Previous Article Next Article John Lees, author of the best-selling book How To Get A Job You’ll Love,suggests taking a totally fresh look at your career Having a career plan seems like hard work, so we don’t do it. We give moretime to home decoration decisions than our careers. The result? Our job changesare guided mainly by chance. Creating your own career revolution, on the otherhand, can be done in just three simple steps. Step 1: Career awareness Career awareness focuses on what we can do now. It begins with three basicquestions: What kind of work do I find meaningful and challenging? What outcomes doesmy present or next employer really seek? How can I exploit the overlap, orcreate one? This is a model that requires you to audit yourself regularly. Spend atleast one day a quarter focusing on your career – cataloguing your successesand looking at areas where you can add to your learning. Career awareness is also about having a concrete wish list: your values, theskills that energise you, and your personal motivators. You become able to communicate a concise ‘message’, conveying what you wantto bring to your job within the next 12 months. This doesn’t have to mean changing jobs, but it is healthy tobe prepared forwhen it is time to move on. Step 2: Using creative business thinking We cannot rely on the career planning tools we learned from the previousgeneration. If you want an above-average career, you need a better toolkit. Lateral thinking in career development is about choice and strategy. Thinkabout what you can do next, and how you will get there, and not acceptinglimitations before you have even started. If you were an organisation, you might be holding a board meeting today.Your company will only thrive if you develop new products and services. If yourplanning meeting shoots down every new idea, the chances are you are going downthe tubes. Businesses know the value of ‘what if’ thinking, and how importantit is to push the benefits of new ideas. Sadly, our mindset for career choice is locked in logical, A-Z thinking.Lateral thinking has far more chance of coming up with an action plan that istruly original and differentiates you from the pack. Step 3: Open the exploration box To fully explore ideas about your career future, avoid the temptation of‘yes-no’ thinking. See how quickly you find a reason to say ‘no’ to a job idea– we are eager to find a reason why challenging ideas won’t work. We putdecision-making too early in the process, and don’t spend enough time reallyexploring options. Recruit supporters who will actively help you explore and research options,and will push you to see the benefits of doing things differently. Explorationrequires you to deal with what’s out there, which means talking to real peopleabout real jobs. Whether you are after promotion or the next career move, thinkresearch before job search. Career revolution: the result If you want an average career with average career satisfaction, continue thepassive route. Promotion, a new balance, or a better job may well mean not justa new CV, but a new way of thinking about your choices. How To Get A Job You’ll Love is available from McGraw-Hill, www.mcgraw-hill.co.uk Comments are closed. Time to plan your careerOn 27 May 2003 in Personnel Today Related posts:No related photos.

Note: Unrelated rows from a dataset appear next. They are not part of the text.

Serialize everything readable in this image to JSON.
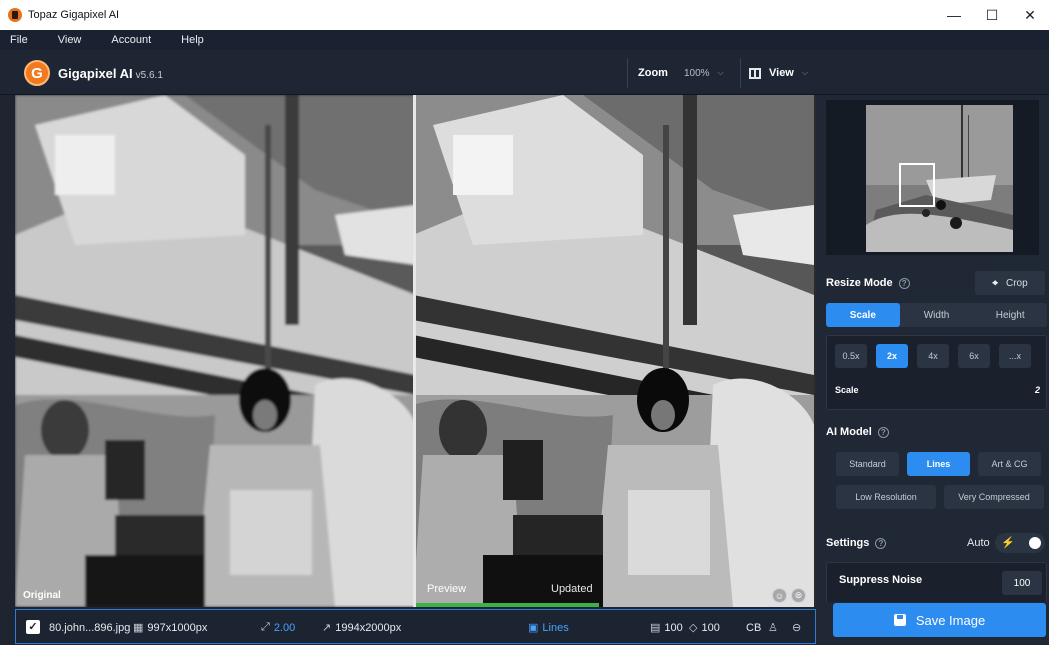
{
  "window": {
    "title": "Topaz Gigapixel AI",
    "minimize": "—",
    "maximize": "☐",
    "close": "✕"
  },
  "menu": [
    "File",
    "View",
    "Account",
    "Help"
  ],
  "header": {
    "logo_letter": "G",
    "app_name": "Gigapixel AI",
    "version": "v5.6.1",
    "zoom_label": "Zoom",
    "zoom_value": "100%",
    "view_label": "View"
  },
  "viewer": {
    "original_label": "Original",
    "preview_label": "Preview",
    "updated_label": "Updated",
    "preview_progress": 0.46
  },
  "status": {
    "filename": "80.john...896.jpg",
    "source_size": "997x1000px",
    "scale": "2.00",
    "output_size": "1994x2000px",
    "model": "Lines",
    "noise_value": "100",
    "blur_value": "100",
    "cb_label": "CB"
  },
  "panel": {
    "resize_mode_label": "Resize Mode",
    "crop_label": "Crop",
    "modes": [
      "Scale",
      "Width",
      "Height"
    ],
    "active_mode": "Scale",
    "scale_options": [
      "0.5x",
      "2x",
      "4x",
      "6x",
      "...x"
    ],
    "active_scale": "2x",
    "scale_label": "Scale",
    "scale_value": "2",
    "ai_model_label": "AI Model",
    "models_row1": [
      "Standard",
      "Lines",
      "Art & CG"
    ],
    "models_row2": [
      "Low Resolution",
      "Very Compressed"
    ],
    "active_model": "Lines",
    "settings_label": "Settings",
    "auto_label": "Auto",
    "suppress_noise_label": "Suppress Noise",
    "suppress_noise_value": "100",
    "save_label": "Save Image"
  },
  "colors": {
    "accent": "#2c8cf0",
    "progress": "#3db04a",
    "logo": "#f07a1f"
  }
}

With about seven minutes left in his Senior Day game, Scoop Jardine had to deal with former Syracuse star Derrick Coleman poking fun at him.Coleman playfully let Jardine know he still had yet to score on a day that was supposed to celebrate the senior point guard’s career at SU.Jardine gave him a simple response: ‘But we’re winning.’‘That’s how I am,’ Jardine said. ‘It doesn’t matter. We won. At the end of the day, I’m the starting point guard and I’m a leader, and I’m the heart and soul of the No. 2 team in the country that 17-1 (in the Big East) and 30-1 overall.’Jardine failed to score in his final game at the Carrier Dome but No. 2 Syracuse (30-1, 17-1 Big East) still knocked off No. 19 Louisville (22-9, 10-8 Big East) on Senior Day on Saturday. The point guard played just 18 minutes and finished with three assists, three turnovers, a rebound and a block. But for Jardine, the game was about more than just statistics.AdvertisementThis is placeholder text‘I don’t care about scoring,’ he said. ‘I never did. But when they need me to make plays, I’m there. Everybody knows that. Through my career, you’ve seen that. Today wasn’t my day. But the most important part was we got the win.’It was the second time this year Jardine has failed to score against the Cardinals. Head coach Jim Boeheim said Saturday’s lack of scoring may have been a result of the Senior Day hype.‘Seniors sometimes put a little bit too much pressure on themselves in their last game,’ he said. ‘I think that’s what happened tonight.’Jardine missed two 3s and turned the ball over before subbing out just six minutes in. Fellow guards Brandon Triche and Dion Waiters sparked the Orange on the offensive end, making Jardine a spectator for much of the game.His three assists, however, all came on 3-pointers — two by Triche at the start of the second half and one by Waiters that started a 12-0 run in the first.It was the ninth time this year Jardine has scored five points or less in a game, but his teammates agreed that their point guard’s contributions don’t always show up in the box score.‘People will remember him as a leader,’ Triche said. ‘He’s a guy who matured over (five) years. He’s been through a lot of ups and downs.’And for Jardine, even though he failed to score, he will still look back and know he got a win in his final game at the Dome.‘I’ll always remember these moments and cherish this because you only get this once,’ he said. ‘And I’m happy for it, and I’m going to cherish every moment.’Tournament talkWith the win over Louisville on Saturday, Syracuse capped off the best regular season in program history. The Orange is the Big East’s No. 1 seed for the conference tournament and has a double-bye before playing in the quarterfinals Thursday.As Dion Waiters put it, there’s no reason the Orange shouldn’t be looking to win the Big East tournament title, too.‘That’s the biggest thing for us is to try and win everything,’ Waiters said. ‘We didn’t come this far to come up short. We might as well try to win everything now.’Syracuse will play West Virginia, Connecticut or DePaul depending on who wins the first- and second-round games Tuesday and Wednesday. Head coach Jim Boeheim said earlier this year that he does not like the double-bye, but his point guard Jardine said the extra two days off shouldn’t affect the Orange.‘We just have to play basketball,’ Jardine said. ‘When the lights go on and the ball goes in the air, we still have to play basketball. It doesn’t matter if we have a double-bye or if we’re playing every day. We just have to play Syracuse basketball, play the right way and it shouldn’t matter.’Waiters echoed those sentiments and said the Big East tournament should prepare SU for the NCAA Tournament in two weeks. If the Orange can pull out the championship, he said it would set Syracuse up nicely for the following week.‘It’s the momentum going into the NCAA Tournament,’ Waiters said. ‘You win that, you’re confidence is at an all-time high. If we win the Big East tournament, it’d give us a huge boost.’[email protected] Published on March 4, 2012 at 12:00 pm Facebook Twitter Google+ Comments